US committed to Asia-Pacific as allies seek clear policy
U.S. Defense Secretary Jim Mattis said on Friday the United States remains committed to its Asia-Pacific allies, as he headed to the region's premier defense and security forum.
Mattis said that in a speech on Saturday to the annual Shangri-La Dialogue in Singapore he would talk about the "international order" needed for a peaceful Asia, a reference to countering North Korea's nuclear and missile program.
"At the Shangri-la dialogue I will emphasize (that) the United States stands with our Asia-Pacific allies and partners," Mattis told reporters on the way to the regional security forum.

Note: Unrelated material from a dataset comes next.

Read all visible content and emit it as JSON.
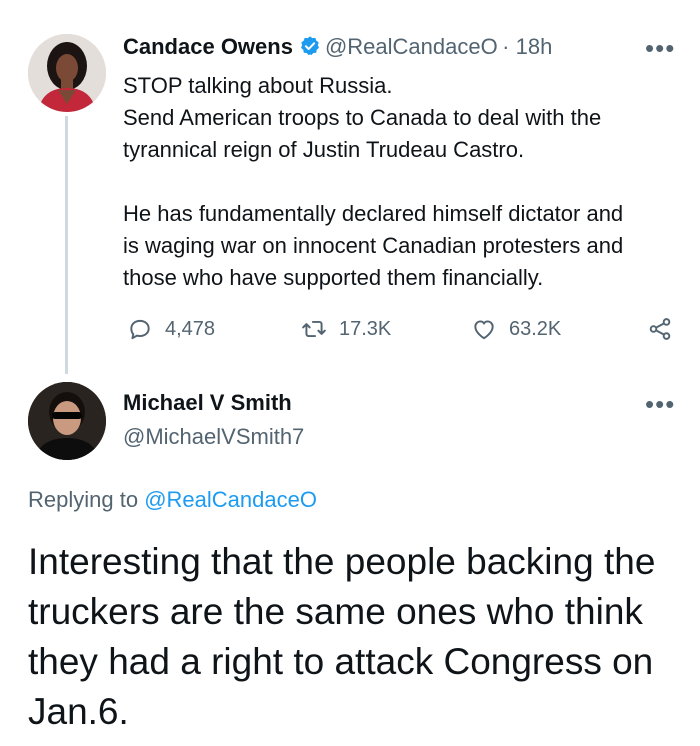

"The Department of Defense is focused on strengthening alliances, empowering countries to be able to sustain their own security, and strengthening U.S. military capabilities to deter war," Mattis said.
He is expected to meet with his counterparts from a number of countries including South Korea, Japan and Australia. China's delegation is led by a retired major-general from the Academy of Military Science, according to the forum's program.
Trump has actively courted Chinese support on North Korea, raising concerns among Southeast Asian allies in the lead-up to the dialogue that Washington might allow China a freer rein elsewhere in the region.
The U.S. focus on North Korea has been sharpened by dozens of North Korean missile launches - the most recent of which was on Monday - and two nuclear bomb tests since the beginning of last year. Pyongyang has vowed to develop a nuclear-tipped intercontinental ballistic missile (ICBM) capable of hitting the U.S. mainland.
Japan's navy and air force began a three-day military exercise with two U.S. aircraft carriers in the Sea of Japan on Thursday adding pressure on North Korea to halt an accelerating ballistic missile program.